Your task: Your answer must be every line of the data below that holds the string "download", copied exactly.

(Material shown Opens)

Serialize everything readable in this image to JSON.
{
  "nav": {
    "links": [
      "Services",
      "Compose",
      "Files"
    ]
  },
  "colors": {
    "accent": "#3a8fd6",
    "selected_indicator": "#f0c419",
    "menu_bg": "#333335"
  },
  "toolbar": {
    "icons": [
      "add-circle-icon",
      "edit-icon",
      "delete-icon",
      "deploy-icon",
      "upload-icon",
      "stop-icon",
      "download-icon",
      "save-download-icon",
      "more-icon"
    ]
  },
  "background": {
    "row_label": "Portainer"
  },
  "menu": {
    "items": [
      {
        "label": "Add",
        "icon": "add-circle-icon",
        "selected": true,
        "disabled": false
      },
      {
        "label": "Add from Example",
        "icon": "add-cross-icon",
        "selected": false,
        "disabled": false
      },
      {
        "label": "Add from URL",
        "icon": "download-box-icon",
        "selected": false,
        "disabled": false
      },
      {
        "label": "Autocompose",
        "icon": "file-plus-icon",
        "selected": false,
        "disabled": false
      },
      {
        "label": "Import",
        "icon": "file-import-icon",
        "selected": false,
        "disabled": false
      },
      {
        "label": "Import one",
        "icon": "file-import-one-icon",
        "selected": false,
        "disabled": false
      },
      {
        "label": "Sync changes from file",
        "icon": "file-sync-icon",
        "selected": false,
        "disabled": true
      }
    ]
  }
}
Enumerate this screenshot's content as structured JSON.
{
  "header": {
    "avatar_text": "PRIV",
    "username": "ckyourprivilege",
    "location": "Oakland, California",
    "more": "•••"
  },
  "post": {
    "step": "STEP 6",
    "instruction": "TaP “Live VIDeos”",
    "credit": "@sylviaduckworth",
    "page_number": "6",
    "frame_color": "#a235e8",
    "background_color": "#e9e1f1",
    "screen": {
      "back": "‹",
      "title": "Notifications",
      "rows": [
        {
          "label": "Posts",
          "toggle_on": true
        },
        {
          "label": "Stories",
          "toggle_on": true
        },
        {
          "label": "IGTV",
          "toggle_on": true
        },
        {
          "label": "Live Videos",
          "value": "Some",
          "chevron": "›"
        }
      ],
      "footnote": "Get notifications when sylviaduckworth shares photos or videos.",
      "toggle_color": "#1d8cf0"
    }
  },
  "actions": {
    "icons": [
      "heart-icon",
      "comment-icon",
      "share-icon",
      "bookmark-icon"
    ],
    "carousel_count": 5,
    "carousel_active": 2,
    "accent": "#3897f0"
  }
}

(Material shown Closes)

Answer section:
      "download-icon",
      "save-download-icon",
        "icon": "download-box-icon",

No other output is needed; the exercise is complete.